Aim of the task - From the first line to the last, copy the data exactly.
▼
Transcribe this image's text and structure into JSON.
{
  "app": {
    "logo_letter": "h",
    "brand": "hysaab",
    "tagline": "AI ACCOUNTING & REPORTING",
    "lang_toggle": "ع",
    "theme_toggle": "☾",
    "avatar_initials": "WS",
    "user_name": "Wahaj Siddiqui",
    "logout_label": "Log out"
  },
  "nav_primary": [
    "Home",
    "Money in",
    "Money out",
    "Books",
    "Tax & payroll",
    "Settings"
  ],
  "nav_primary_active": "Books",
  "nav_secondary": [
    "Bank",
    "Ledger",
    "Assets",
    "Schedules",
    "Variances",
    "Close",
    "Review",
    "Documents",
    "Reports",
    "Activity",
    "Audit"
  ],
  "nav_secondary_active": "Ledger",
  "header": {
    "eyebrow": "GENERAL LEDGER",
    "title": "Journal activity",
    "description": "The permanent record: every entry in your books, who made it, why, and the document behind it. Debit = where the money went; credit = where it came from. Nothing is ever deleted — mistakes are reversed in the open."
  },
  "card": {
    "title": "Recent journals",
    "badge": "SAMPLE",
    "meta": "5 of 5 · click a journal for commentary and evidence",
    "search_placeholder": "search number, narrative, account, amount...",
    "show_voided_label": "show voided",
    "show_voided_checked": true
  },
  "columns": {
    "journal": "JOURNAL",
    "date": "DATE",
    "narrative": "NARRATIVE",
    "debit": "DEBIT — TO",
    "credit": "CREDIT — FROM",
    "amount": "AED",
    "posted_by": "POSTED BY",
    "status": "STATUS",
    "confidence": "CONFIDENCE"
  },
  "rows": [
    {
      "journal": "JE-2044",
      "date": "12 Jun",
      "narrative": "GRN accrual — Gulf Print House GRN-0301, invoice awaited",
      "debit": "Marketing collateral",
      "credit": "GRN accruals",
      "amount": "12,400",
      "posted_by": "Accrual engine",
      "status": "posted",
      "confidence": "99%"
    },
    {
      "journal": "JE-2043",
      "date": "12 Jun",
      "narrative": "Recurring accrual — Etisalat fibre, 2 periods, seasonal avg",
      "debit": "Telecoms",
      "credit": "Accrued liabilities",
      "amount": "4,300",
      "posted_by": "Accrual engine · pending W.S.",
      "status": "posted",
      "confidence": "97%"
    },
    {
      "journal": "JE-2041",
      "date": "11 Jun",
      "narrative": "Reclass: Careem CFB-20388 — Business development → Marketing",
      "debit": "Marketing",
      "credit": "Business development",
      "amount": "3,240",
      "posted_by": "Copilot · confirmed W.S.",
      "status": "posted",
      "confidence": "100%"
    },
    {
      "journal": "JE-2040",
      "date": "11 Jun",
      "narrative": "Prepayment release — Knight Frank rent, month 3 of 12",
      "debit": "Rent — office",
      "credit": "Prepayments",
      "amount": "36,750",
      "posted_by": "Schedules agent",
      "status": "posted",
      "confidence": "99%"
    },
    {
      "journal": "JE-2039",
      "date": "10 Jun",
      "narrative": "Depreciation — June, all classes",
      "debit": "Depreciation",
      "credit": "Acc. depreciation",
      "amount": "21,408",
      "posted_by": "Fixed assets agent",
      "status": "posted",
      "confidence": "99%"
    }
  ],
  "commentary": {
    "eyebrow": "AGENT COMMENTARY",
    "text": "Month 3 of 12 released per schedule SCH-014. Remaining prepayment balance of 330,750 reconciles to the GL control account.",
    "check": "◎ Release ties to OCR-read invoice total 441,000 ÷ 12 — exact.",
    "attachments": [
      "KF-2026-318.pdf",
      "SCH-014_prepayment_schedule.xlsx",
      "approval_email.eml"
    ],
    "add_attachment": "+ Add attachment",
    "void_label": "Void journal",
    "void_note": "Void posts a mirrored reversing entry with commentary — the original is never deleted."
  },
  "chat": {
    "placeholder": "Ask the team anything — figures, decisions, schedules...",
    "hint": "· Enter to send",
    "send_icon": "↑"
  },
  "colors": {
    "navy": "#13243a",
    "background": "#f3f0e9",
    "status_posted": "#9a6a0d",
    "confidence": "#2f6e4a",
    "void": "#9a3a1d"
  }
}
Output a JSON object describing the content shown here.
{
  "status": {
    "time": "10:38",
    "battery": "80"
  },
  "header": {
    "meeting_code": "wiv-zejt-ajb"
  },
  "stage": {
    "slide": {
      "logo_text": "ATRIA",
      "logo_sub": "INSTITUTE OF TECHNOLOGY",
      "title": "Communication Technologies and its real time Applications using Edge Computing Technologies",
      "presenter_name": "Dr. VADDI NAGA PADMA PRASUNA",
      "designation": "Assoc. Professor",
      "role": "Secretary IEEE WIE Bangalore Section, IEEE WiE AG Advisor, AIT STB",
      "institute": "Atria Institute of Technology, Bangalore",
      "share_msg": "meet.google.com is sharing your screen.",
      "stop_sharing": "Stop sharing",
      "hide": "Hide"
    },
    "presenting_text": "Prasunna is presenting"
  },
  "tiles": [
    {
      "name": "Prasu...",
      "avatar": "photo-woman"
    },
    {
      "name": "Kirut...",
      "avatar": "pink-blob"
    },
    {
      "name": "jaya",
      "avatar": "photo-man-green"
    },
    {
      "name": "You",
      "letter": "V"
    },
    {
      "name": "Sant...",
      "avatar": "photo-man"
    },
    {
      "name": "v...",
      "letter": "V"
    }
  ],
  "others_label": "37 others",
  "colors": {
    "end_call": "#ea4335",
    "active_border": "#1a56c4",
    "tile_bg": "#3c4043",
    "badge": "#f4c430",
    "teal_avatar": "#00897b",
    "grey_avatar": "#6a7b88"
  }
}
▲
Task output -
Transcribe this image's text and structure into JSON.
{
  "app": {
    "logo_letter": "h",
    "brand": "hysaab",
    "tagline": "AI ACCOUNTING & REPORTING",
    "lang_toggle": "ع",
    "theme_toggle": "☾",
    "avatar_initials": "WS",
    "user_name": "Wahaj Siddiqui",
    "logout_label": "Log out"
  },
  "nav_primary": [
    "Home",
    "Money in",
    "Money out",
    "Books",
    "Tax & payroll",
    "Settings"
  ],
  "nav_primary_active": "Books",
  "nav_secondary": [
    "Bank",
    "Ledger",
    "Assets",
    "Schedules",
    "Variances",
    "Close",
    "Review",
    "Documents",
    "Reports",
    "Activity",
    "Audit"
  ],
  "nav_secondary_active": "Ledger",
  "header": {
    "eyebrow": "GENERAL LEDGER",
    "title": "Journal activity",
    "description": "The permanent record: every entry in your books, who made it, why, and the document behind it. Debit = where the money went; credit = where it came from. Nothing is ever deleted — mistakes are reversed in the open."
  },
  "card": {
    "title": "Recent journals",
    "badge": "SAMPLE",
    "meta": "5 of 5 · click a journal for commentary and evidence",
    "search_placeholder": "search number, narrative, account, amount...",
    "show_voided_label": "show voided",
    "show_voided_checked": true
  },
  "columns": {
    "journal": "JOURNAL",
    "date": "DATE",
    "narrative": "NARRATIVE",
    "debit": "DEBIT — TO",
    "credit": "CREDIT — FROM",
    "amount": "AED",
    "posted_by": "POSTED BY",
    "status": "STATUS",
    "confidence": "CONFIDENCE"
  },
  "rows": [
    {
      "journal": "JE-2044",
      "date": "12 Jun",
      "narrative": "GRN accrual — Gulf Print House GRN-0301, invoice awaited",
      "debit": "Marketing collateral",
      "credit": "GRN accruals",
      "amount": "12,400",
      "posted_by": "Accrual engine",
      "status": "posted",
      "confidence": "99%"
    },
    {
      "journal": "JE-2043",
      "date": "12 Jun",
      "narrative": "Recurring accrual — Etisalat fibre, 2 periods, seasonal avg",
      "debit": "Telecoms",
      "credit": "Accrued liabilities",
      "amount": "4,300",
      "posted_by": "Accrual engine · pending W.S.",
      "status": "posted",
      "confidence": "97%"
    },
    {
      "journal": "JE-2041",
      "date": "11 Jun",
      "narrative": "Reclass: Careem CFB-20388 — Business development → Marketing",
      "debit": "Marketing",
      "credit": "Business development",
      "amount": "3,240",
      "posted_by": "Copilot · confirmed W.S.",
      "status": "posted",
      "confidence": "100%"
    },
    {
      "journal": "JE-2040",
      "date": "11 Jun",
      "narrative": "Prepayment release — Knight Frank rent, month 3 of 12",
      "debit": "Rent — office",
      "credit": "Prepayments",
      "amount": "36,750",
      "posted_by": "Schedules agent",
      "status": "posted",
      "confidence": "99%"
    },
    {
      "journal": "JE-2039",
      "date": "10 Jun",
      "narrative": "Depreciation — June, all classes",
      "debit": "Depreciation",
      "credit": "Acc. depreciation",
      "amount": "21,408",
      "posted_by": "Fixed assets agent",
      "status": "posted",
      "confidence": "99%"
    }
  ],
  "commentary": {
    "eyebrow": "AGENT COMMENTARY",
    "text": "Month 3 of 12 released per schedule SCH-014. Remaining prepayment balance of 330,750 reconciles to the GL control account.",
    "check": "◎ Release ties to OCR-read invoice total 441,000 ÷ 12 — exact.",
    "attachments": [
      "KF-2026-318.pdf",
      "SCH-014_prepayment_schedule.xlsx",
      "approval_email.eml"
    ],
    "add_attachment": "+ Add attachment",
    "void_label": "Void journal",
    "void_note": "Void posts a mirrored reversing entry with commentary — the original is never deleted."
  },
  "chat": {
    "placeholder": "Ask the team anything — figures, decisions, schedules...",
    "hint": "· Enter to send",
    "send_icon": "↑"
  },
  "colors": {
    "navy": "#13243a",
    "background": "#f3f0e9",
    "status_posted": "#9a6a0d",
    "confidence": "#2f6e4a",
    "void": "#9a3a1d"
  }
}
Output a JSON object describing the content shown here.
{
  "status": {
    "time": "10:38",
    "battery": "80"
  },
  "header": {
    "meeting_code": "wiv-zejt-ajb"
  },
  "stage": {
    "slide": {
      "logo_text": "ATRIA",
      "logo_sub": "INSTITUTE OF TECHNOLOGY",
      "title": "Communication Technologies and its real time Applications using Edge Computing Technologies",
      "presenter_name": "Dr. VADDI NAGA PADMA PRASUNA",
      "designation": "Assoc. Professor",
      "role": "Secretary IEEE WIE Bangalore Section, IEEE WiE AG Advisor, AIT STB",
      "institute": "Atria Institute of Technology, Bangalore",
      "share_msg": "meet.google.com is sharing your screen.",
      "stop_sharing": "Stop sharing",
      "hide": "Hide"
    },
    "presenting_text": "Prasunna is presenting"
  },
  "tiles": [
    {
      "name": "Prasu...",
      "avatar": "photo-woman"
    },
    {
      "name": "Kirut...",
      "avatar": "pink-blob"
    },
    {
      "name": "jaya",
      "avatar": "photo-man-green"
    },
    {
      "name": "You",
      "letter": "V"
    },
    {
      "name": "Sant...",
      "avatar": "photo-man"
    },
    {
      "name": "v...",
      "letter": "V"
    }
  ],
  "others_label": "37 others",
  "colors": {
    "end_call": "#ea4335",
    "active_border": "#1a56c4",
    "tile_bg": "#3c4043",
    "badge": "#f4c430",
    "teal_avatar": "#00897b",
    "grey_avatar": "#6a7b88"
  }
}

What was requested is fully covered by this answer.